(PhysOrg.com) -- When it comes to voter preference, the issues count. But some may pull the handle for a more primal reason: Physical fitness and stature against an opponent.
In research published in Proceedings of the National Academy of Sciences, assistant professor of biochemistry and molecular biology at Saint Louis University Mee-Ngan F. Yap, Ph.D., discovered new information about how antibiotics ...
A University of Rhode Island biologist who released lizards on tiny uninhabited islands in the Bahamas has shed light on the interaction between evolutionary processes that are seldom observed.
A series of rapid environmental changes in East Africa roughly 2 million years ago may be responsible for driving human evolution, according to researchers at Penn State and Rutgers University.
The Krüppel-like factor and specificity protein (KLF/SP) genes are found across many species, ranging from single cell organisms to humans. This gene family has been conserved during evolution, because it plays a vital role ...
Natural selection can be an agonizingly long process. Some organisms have a way of taking matters into their own hands, or—in the case of the ant species Cerapachys biroi—mandibles.
(PhysOrg.com) -- A new analysis of extinct sea creatures suggests that the transition from egg-laying to live-born young opened up evolutionary pathways that allowed these ancient species to adapt to and thrive in open oceans.
Researchers at Harvard University have found that humans aren't the only ones who can groove to a beat -- some other species can dance, too. This capability was previously believed to be specific to humans.

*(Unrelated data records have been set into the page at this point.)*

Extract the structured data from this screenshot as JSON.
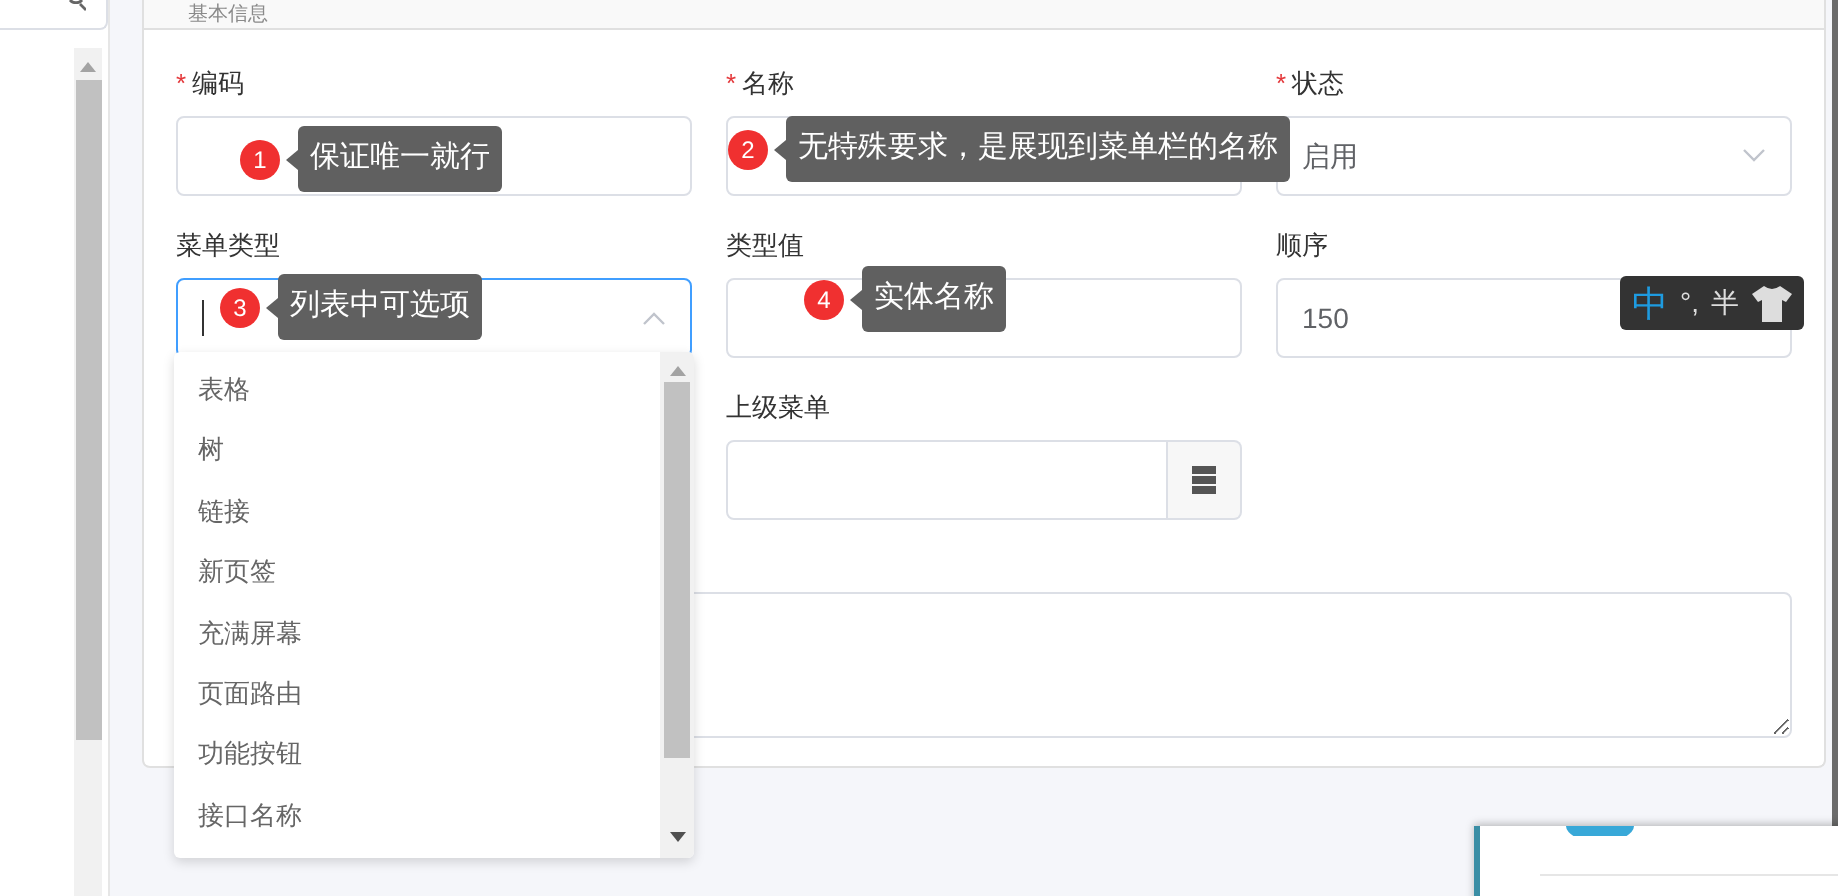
{
  "section": {
    "title": "基本信息"
  },
  "fields": [
    {
      "kind": "text",
      "label": "编码",
      "required_mark": "*"
    },
    {
      "kind": "text",
      "label": "名称",
      "required_mark": "*"
    },
    {
      "kind": "select",
      "label": "状态",
      "required_mark": "*",
      "value": "启用",
      "expanded": false
    },
    {
      "kind": "combo",
      "label": "菜单类型",
      "expanded": true
    },
    {
      "kind": "text",
      "label": "类型值"
    },
    {
      "kind": "text",
      "label": "顺序",
      "value": "150"
    },
    {
      "kind": "empty"
    },
    {
      "kind": "picker",
      "label": "上级菜单"
    }
  ],
  "dropdown": {
    "options": [
      "表格",
      "树",
      "链接",
      "新页签",
      "充满屏幕",
      "页面路由",
      "功能按钮",
      "接口名称"
    ]
  },
  "tooltips": [
    {
      "number": "1",
      "text": "保证唯一就行"
    },
    {
      "number": "2",
      "text": "无特殊要求，是展现到菜单栏的名称"
    },
    {
      "number": "3",
      "text": "列表中可选项"
    },
    {
      "number": "4",
      "text": "实体名称"
    }
  ],
  "ime": {
    "mode": "中",
    "punct": "°,",
    "width": "半"
  }
}
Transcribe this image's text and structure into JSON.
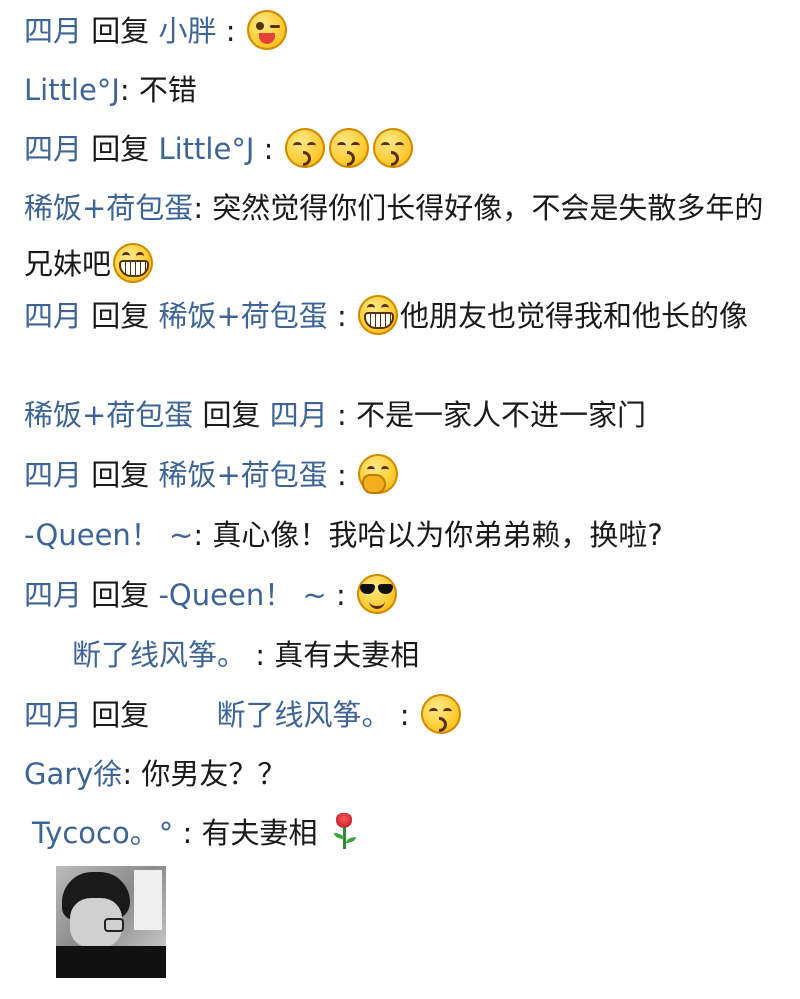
{
  "comments": [
    {
      "name": "四月",
      "verb": "回复",
      "target": "小胖",
      "sep": " :",
      "emoji": [
        "tongue-wink-emoji"
      ]
    },
    {
      "name": "Little°J",
      "sep": ":",
      "text": " 不错"
    },
    {
      "name": "四月",
      "verb": "回复",
      "target": "Little°J",
      "sep": " :",
      "emoji": [
        "kiss-emoji",
        "kiss-emoji",
        "kiss-emoji"
      ]
    },
    {
      "name": "稀饭+荷包蛋",
      "sep": ":",
      "text": " 突然觉得你们长得好像，不会是失散多年的兄妹吧",
      "emoji": [
        "grin-emoji"
      ]
    },
    {
      "name": "四月",
      "verb": "回复",
      "target": "稀饭+荷包蛋",
      "sep": " :",
      "emoji": [
        "grin-emoji"
      ],
      "text": "他朋友也觉得我和他长的像"
    },
    {
      "name": "稀饭+荷包蛋",
      "verb": "回复",
      "target": "四月",
      "sep": " :",
      "text": " 不是一家人不进一家门"
    },
    {
      "name": "四月",
      "verb": "回复",
      "target": "稀饭+荷包蛋",
      "sep": " :",
      "emoji": [
        "shy-emoji"
      ]
    },
    {
      "name": "-Queen！ ~",
      "sep": ":",
      "text": " 真心像！我哈以为你弟弟赖，换啦?"
    },
    {
      "name": "四月",
      "verb": "回复",
      "target": "-Queen！ ~",
      "sep": " :",
      "emoji": [
        "cool-emoji"
      ]
    },
    {
      "name": "断了线风筝。",
      "sep": " :",
      "text": " 真有夫妻相"
    },
    {
      "name": "四月",
      "verb": "回复",
      "target": "断了线风筝。",
      "sep": " :",
      "emoji": [
        "kiss-emoji"
      ]
    },
    {
      "name": "Gary徐",
      "sep": ":",
      "text": " 你男友？？"
    },
    {
      "name": "Tycoco。°",
      "sep": " :",
      "text": " 有夫妻相",
      "emoji": [
        "rose-emoji"
      ]
    }
  ],
  "attachment": {
    "icon": "photo-thumbnail"
  },
  "colors": {
    "name": "#3e6497",
    "text": "#1a1a1a",
    "background": "#ffffff"
  }
}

The research team ...
(Phys.org) —Comparisons between the stock market floor and a zoo are not far from the mark, according to a new study published today in the journal Proceedings of the National Academy of Sciences (PNAS).
It has been a basic principle of evolution for more than a century that plants and animals can adapt genetically in ways that help them better survive and reproduce.